LNP plan for Queensland
Throughout 2018, the LNP fought hard to make a positive difference. We forced the Palaszczuk Labor Government into introducing LNP policies good for Queensland.
Labor has been pressured into adopting our policies on real-time fuel price monitoring, swimming lessons for kids, the Sunshine Coast rail duplication and crucial M1 funding. We forced Labor to hold a Parliamentary inquiry into toll road operations because drivers deserve a better deal.
We pressured them to implement tougher laws on violent sex offenders to make our communities safer. Unfortunately, we haven't been able to stop many of Annastacia Palaszczuk's most damaging policies.
The devastating Vegetation Management Laws rammed through by Labor were a hammerblow to regional Queensland, much of which is still battling drought.
Labor slugged Queenslanders with five new taxes, which ripped $2.2 billion out the economy. They closed agricultural colleges and shut down regional maternity services.
Queensland now has the highest unemployment rate in the nation.
I promise Queenslanders everywhere that the LNP will continue to hold this arrogant and incompetent Labor Government to account in 2019.
I want the LNP to lead this state because our plan for Queensland will make a positive difference to people's lives.
I am determined to end the growing divide between the southeast and regional Queensland.

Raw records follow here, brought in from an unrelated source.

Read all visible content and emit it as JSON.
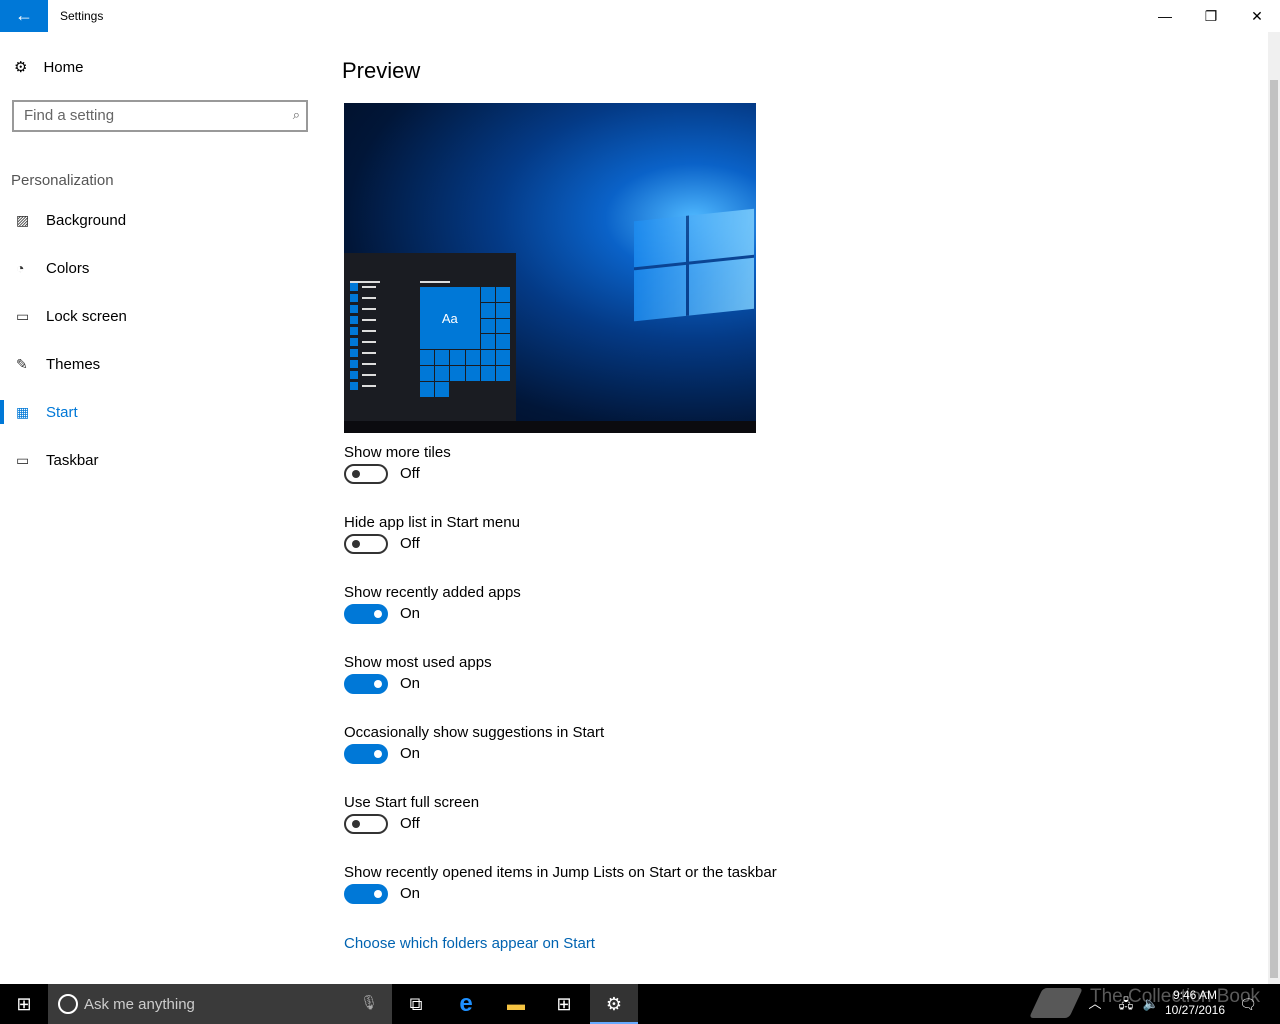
{
  "window": {
    "title": "Settings",
    "back_icon": "arrow-left-icon",
    "minimize": "—",
    "restore": "❐",
    "close": "✕"
  },
  "sidebar": {
    "home": "Home",
    "search_placeholder": "Find a setting",
    "section": "Personalization",
    "items": [
      {
        "label": "Background",
        "icon": "image-icon",
        "glyph": "▨"
      },
      {
        "label": "Colors",
        "icon": "palette-icon",
        "glyph": "◔"
      },
      {
        "label": "Lock screen",
        "icon": "lock-screen-icon",
        "glyph": "▭"
      },
      {
        "label": "Themes",
        "icon": "themes-icon",
        "glyph": "✎"
      },
      {
        "label": "Start",
        "icon": "start-icon",
        "glyph": "▦",
        "active": true
      },
      {
        "label": "Taskbar",
        "icon": "taskbar-icon",
        "glyph": "▭"
      }
    ]
  },
  "main": {
    "title": "Preview",
    "preview_tile_text": "Aa",
    "options": [
      {
        "label": "Show more tiles",
        "state": "Off"
      },
      {
        "label": "Hide app list in Start menu",
        "state": "Off"
      },
      {
        "label": "Show recently added apps",
        "state": "On"
      },
      {
        "label": "Show most used apps",
        "state": "On"
      },
      {
        "label": "Occasionally show suggestions in Start",
        "state": "On"
      },
      {
        "label": "Use Start full screen",
        "state": "Off"
      },
      {
        "label": "Show recently opened items in Jump Lists on Start or the taskbar",
        "state": "On"
      }
    ],
    "link": "Choose which folders appear on Start"
  },
  "taskbar": {
    "search_placeholder": "Ask me anything",
    "time": "9:46 AM",
    "date": "10/27/2016",
    "watermark": "The Collection Book"
  },
  "colors": {
    "accent": "#0078d7",
    "link": "#0063b1"
  }
}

A future LNP Government will deliver desperately-needed infrastructure projects like roads and dams - creating new jobs in our cities and the bush. Our focus will be on improving health and education services - not tearing down hospital signs and there will be no new taxes under the LNP.
In 2019 I will continue to lay out more of my plan to ensure that Queensland's best days are ahead of us - and not behind us.
Deb Frecklington, LNP Leader
Senator Stoker responds
I refer to Mr Agnew's letter, published NWS Thursday Jan 16.
Mr Agnew suggests I have refused to answer his questions about the need for religious liberty in Australia.
My records indicate he has never contacted me about this issue, and I have never refused to engage with the community on it.
I seize the opportunity to help Australians understand this difficult and important subject. The right to believe, or not believe, is a natural right of human beings linked to freedom of thought.
Without it, we are not truly free.
When an Archbishop has been hauled before a discrimination tribunal for expressing that church's support for traditional marriage, when employees have lost jobs for expressing similar opinions, and when public school teachers face disciplinary action for sharing with a private social media network a traditional view of family derived from faith, there is a problem to be addressed.
These are not hypothetical examples.
They are real, and they are the tip of the iceberg. No one is asking for religious people to have the right to prioritise their beliefs over the needs of others. Far from it.
Existing discrimination acts protecting people on the basis of their sex, gender identity, sexual preference, race and more, are being used by activists to shut down, silence and discriminate against people of faith.
A religious freedom act is only an effort to level the playing field.
The reference to religion in the Australian Constitution is a bar on the establishment of a state religion, or the imposition of a religious requirement to hold a public office.
It is not a blanket right of freedom of religion and does not prevent a person from being discriminated against on that basis - or for their desire not to have a religious belief. All adult Australians should be able to live according to their chosen beliefs - whether about faith, sexuality, or anything else so long as it doesn't harm others.
Senator for Qld Amanda Stoker